A house in the neighborhood was becoming an eye-sore. One junk car sat in the front, another in the back, and trash and weeds ran rampant. So a neighbor called Bob Frie.
"It looks terrible," the man told Frie, a friend who is also the mayor of Arvada, Colorado. He thought Frie might be able to help. He was right. The mayor knew the first step to initiate a response was to call code enforcement, and that's what he did.
But something didn't feel quite right to Frie. And that feeling stayed with him a few months later, in January 2009, as he drove with his wife, Candy, to a meeting convened by a group of local pastors and church leaders. The agenda for their time together was built around one question: If you could eradicate one problem in our community today, what would it be?
There was no shortage of ideas. Arvada, population 106,000 and located just 10 miles northwest of downtown Denver, enjoys good schools, clean neighborhoods and parks, and civic pride, but it suffers from its share of social ills, too. And that's where local churches wanted to step in.
At the meeting, after sharing his vision in which "no one falls through the cracks," Frie paused.
"Wouldn't it be great if Arvada could become a city of good neighbors?" he asked. "You could address a lot of these problems just by teaching the people in your churches how to be good neighbors."
For the two dozen pastors in the room, their minds raced. Could it really be that simple?
"God was using our mayor to preach to us," says Dave Runyon, the former teaching pastor of a local church who began convening regular meetings with nearby pastors in 2006. "It got our attention. He is basically telling us we could help the city best by teaching our people to do what Jesus said matters most and love your neighbor."
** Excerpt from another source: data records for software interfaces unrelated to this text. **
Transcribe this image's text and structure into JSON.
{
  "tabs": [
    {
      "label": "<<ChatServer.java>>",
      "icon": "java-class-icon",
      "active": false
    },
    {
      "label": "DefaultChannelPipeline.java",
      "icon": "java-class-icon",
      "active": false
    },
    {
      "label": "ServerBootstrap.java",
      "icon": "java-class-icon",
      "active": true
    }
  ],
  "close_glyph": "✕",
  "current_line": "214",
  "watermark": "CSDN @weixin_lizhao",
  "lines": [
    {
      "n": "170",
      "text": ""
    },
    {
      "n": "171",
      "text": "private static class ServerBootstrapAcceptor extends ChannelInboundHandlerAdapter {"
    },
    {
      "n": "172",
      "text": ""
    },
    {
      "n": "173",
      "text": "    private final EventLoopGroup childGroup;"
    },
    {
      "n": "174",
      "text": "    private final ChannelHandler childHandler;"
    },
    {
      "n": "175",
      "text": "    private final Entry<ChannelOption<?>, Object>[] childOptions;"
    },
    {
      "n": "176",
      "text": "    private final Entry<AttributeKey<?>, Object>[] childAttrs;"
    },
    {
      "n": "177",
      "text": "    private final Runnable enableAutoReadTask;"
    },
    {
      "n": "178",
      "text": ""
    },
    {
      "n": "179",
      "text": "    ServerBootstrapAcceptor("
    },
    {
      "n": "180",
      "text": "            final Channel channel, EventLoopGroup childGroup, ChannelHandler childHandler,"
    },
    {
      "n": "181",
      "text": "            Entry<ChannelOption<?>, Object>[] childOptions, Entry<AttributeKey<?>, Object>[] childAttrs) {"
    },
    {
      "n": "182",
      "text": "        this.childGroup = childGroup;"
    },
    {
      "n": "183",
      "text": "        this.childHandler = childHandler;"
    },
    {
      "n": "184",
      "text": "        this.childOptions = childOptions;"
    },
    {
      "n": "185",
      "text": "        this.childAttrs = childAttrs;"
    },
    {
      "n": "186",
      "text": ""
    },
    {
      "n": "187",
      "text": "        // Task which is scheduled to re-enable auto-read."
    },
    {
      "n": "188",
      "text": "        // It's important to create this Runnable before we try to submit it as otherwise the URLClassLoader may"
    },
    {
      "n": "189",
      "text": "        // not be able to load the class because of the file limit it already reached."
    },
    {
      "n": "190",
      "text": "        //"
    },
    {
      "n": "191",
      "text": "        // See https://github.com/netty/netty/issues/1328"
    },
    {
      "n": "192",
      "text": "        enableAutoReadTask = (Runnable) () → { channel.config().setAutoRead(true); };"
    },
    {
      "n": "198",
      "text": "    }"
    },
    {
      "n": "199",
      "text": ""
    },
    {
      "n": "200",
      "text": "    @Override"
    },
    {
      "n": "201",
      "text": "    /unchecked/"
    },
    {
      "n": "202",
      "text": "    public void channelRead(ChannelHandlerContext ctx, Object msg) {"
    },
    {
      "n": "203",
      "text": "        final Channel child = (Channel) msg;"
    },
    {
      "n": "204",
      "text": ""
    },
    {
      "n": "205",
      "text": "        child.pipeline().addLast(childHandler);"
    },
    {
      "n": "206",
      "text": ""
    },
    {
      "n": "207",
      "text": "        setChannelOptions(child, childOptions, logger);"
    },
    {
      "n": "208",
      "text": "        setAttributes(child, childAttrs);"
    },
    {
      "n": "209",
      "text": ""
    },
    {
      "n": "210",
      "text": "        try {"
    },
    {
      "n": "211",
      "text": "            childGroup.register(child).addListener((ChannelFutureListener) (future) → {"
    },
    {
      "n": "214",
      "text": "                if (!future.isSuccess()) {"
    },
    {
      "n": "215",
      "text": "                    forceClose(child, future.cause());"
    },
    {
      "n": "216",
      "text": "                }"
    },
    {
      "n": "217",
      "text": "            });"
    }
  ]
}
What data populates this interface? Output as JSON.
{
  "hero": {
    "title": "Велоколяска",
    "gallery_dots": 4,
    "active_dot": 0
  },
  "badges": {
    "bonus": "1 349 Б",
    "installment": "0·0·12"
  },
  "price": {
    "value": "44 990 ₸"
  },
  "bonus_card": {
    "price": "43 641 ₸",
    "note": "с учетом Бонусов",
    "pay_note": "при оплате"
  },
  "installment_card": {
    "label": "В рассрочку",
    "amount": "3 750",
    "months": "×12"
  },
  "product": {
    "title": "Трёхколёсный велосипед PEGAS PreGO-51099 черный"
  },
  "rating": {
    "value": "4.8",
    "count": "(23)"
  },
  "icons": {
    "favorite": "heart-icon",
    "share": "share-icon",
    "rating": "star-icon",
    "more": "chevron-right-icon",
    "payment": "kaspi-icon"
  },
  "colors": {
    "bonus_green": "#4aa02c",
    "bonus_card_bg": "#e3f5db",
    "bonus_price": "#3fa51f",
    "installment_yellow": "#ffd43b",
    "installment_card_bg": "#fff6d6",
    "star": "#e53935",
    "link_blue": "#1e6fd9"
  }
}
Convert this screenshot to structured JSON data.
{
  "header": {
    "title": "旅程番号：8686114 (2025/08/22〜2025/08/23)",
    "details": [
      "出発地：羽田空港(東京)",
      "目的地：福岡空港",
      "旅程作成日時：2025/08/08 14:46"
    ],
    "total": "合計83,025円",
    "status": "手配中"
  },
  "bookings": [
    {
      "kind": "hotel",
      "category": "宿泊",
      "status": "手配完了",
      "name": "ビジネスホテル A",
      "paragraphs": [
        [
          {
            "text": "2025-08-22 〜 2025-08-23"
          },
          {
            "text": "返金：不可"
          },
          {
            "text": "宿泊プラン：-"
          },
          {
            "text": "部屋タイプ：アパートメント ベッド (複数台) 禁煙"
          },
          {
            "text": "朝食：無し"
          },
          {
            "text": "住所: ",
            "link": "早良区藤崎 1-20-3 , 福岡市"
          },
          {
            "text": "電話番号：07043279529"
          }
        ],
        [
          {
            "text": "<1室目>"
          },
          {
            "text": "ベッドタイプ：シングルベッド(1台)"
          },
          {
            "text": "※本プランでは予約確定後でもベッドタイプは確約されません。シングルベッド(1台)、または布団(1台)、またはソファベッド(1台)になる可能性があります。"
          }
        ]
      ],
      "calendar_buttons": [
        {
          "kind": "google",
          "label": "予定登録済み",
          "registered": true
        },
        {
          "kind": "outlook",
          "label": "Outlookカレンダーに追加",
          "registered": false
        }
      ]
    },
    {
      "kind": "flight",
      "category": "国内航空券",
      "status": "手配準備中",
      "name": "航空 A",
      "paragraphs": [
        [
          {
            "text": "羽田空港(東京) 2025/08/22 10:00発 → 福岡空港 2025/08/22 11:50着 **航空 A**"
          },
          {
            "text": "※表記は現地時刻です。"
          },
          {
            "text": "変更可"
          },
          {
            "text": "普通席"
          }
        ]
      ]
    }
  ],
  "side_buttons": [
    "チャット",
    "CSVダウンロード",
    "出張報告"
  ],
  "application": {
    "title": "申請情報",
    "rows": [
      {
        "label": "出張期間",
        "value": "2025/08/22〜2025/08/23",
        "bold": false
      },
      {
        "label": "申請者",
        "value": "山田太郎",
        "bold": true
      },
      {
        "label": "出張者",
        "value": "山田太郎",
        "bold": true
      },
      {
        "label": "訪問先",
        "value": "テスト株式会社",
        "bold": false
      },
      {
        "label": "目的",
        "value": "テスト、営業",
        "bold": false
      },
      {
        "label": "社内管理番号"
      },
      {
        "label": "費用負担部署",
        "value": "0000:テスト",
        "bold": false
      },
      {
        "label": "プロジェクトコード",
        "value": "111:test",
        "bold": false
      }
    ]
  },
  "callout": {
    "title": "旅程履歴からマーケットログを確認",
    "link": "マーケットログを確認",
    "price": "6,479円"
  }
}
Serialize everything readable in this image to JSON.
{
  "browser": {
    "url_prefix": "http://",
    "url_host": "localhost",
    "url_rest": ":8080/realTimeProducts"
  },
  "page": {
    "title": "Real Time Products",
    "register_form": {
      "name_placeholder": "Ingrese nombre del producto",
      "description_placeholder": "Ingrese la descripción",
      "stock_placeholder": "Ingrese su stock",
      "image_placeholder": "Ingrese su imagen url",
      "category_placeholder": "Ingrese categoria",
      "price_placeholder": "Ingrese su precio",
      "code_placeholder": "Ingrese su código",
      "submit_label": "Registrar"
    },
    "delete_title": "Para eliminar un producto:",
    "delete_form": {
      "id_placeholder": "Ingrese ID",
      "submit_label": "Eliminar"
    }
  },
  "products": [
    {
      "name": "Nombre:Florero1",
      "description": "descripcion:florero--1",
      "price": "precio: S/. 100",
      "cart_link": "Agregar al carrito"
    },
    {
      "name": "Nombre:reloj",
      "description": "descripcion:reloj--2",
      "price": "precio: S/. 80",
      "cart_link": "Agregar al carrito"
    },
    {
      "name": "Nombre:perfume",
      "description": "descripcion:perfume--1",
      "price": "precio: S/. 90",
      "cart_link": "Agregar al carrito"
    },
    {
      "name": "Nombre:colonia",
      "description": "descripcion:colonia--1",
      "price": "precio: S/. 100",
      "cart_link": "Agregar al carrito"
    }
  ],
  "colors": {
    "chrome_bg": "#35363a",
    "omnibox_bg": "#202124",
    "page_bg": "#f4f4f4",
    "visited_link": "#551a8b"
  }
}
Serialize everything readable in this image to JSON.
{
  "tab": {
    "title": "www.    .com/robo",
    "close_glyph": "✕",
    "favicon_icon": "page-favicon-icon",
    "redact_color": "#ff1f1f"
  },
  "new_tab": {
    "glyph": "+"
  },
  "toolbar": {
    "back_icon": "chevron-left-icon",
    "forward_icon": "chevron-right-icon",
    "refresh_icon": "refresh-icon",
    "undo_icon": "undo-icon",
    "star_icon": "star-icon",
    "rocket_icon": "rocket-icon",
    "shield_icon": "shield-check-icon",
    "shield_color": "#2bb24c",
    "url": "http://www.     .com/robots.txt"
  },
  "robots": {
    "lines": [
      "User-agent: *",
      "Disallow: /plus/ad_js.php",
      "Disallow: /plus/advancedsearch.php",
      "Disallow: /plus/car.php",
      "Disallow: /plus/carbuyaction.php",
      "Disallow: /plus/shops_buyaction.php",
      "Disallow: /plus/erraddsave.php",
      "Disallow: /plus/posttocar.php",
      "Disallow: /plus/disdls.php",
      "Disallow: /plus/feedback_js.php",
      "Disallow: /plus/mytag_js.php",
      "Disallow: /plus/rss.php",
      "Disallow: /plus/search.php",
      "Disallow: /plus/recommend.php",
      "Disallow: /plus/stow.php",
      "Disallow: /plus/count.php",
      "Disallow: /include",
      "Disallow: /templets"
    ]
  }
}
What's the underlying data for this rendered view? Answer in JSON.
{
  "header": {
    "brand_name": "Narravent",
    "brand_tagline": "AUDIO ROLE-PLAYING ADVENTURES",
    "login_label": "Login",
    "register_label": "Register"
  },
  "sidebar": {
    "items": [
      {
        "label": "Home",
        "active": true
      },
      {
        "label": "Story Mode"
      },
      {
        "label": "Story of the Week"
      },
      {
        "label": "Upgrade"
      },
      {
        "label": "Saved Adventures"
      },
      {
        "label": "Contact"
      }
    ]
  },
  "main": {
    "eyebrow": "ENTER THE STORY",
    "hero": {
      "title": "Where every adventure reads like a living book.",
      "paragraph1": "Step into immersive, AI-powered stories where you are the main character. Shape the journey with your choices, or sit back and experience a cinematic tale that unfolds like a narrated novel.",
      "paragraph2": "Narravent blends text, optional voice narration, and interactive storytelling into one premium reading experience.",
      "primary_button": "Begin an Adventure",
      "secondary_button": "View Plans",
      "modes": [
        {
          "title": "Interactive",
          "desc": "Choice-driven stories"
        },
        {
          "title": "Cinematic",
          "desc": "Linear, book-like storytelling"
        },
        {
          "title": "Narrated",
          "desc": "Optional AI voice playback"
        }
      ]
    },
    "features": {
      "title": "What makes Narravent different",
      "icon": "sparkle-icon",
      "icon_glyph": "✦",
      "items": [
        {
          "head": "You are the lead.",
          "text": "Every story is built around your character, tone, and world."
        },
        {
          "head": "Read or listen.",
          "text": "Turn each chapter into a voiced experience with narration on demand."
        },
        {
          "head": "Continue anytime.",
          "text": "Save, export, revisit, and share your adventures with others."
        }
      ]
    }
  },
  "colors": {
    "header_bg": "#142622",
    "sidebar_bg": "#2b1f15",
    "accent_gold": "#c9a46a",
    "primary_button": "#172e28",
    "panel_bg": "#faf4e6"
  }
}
In the months that followed, they wrestled with a simple but powerful idea: Local churches might change the world if they taught their people to take Jesus' teaching in Luke 10 literally. The result is Building Blocks, a program which is growing in Denver and beyond.
In 2010, the Pew Internet and American Life Project asked more than 2,200 adults about their communities. Some 28 percent didn't know the name of even one neighbor. Only 19 percent said they knew all of them.
One summer evening, after an impromptu outdoor barbecue with his small group introduced him and his wife to numerous people in his apartment complex, Jay Pathak, pastor of Mile High Vineyard in Arvada, began thinking how to encourage the people in his church to meet their neighbors. He drew up a tic-tac-toe grid to visualize this situation. The middle box represents a person's residence, while the remaining eight boxes represent those surrounding them, be they houses, townhomes, or apartments.
"The diagram is so basic, but it helps people to realize they don't even know their neighbors' names," Pathak says. He and other Arvada pastors began using the grid with their church leaders and congregations, and usually less than 10 percent can name all eight neighbors.
When Runyon's wife, Lauren, tacked a grid for the first time on their refrigerator at home, they only knew half. "I call this the chart of shame," Runyon says half-jokingly as he speaks about Building Blocks. Then he turns serious. "What does that say about how well we're doing about the most basic thing Jesus told us to do?"
"We all need a place to start," Pathak says. "The challenge is realizing where we are starting from."
Building Great Neighborhoods
A few months after meeting with the mayor, the church leaders met with Vicky Reier, the assistant city manager for Arvada and herself a member of the Arvada Covenant Church. She told the leaders that she and other city leaders saw no noticeable difference between Christians and non-Christians in terms of their interactions with neighbors. How could they help their congregations grasp the basic teaching by Christ about how to meet neighbors and relate to them?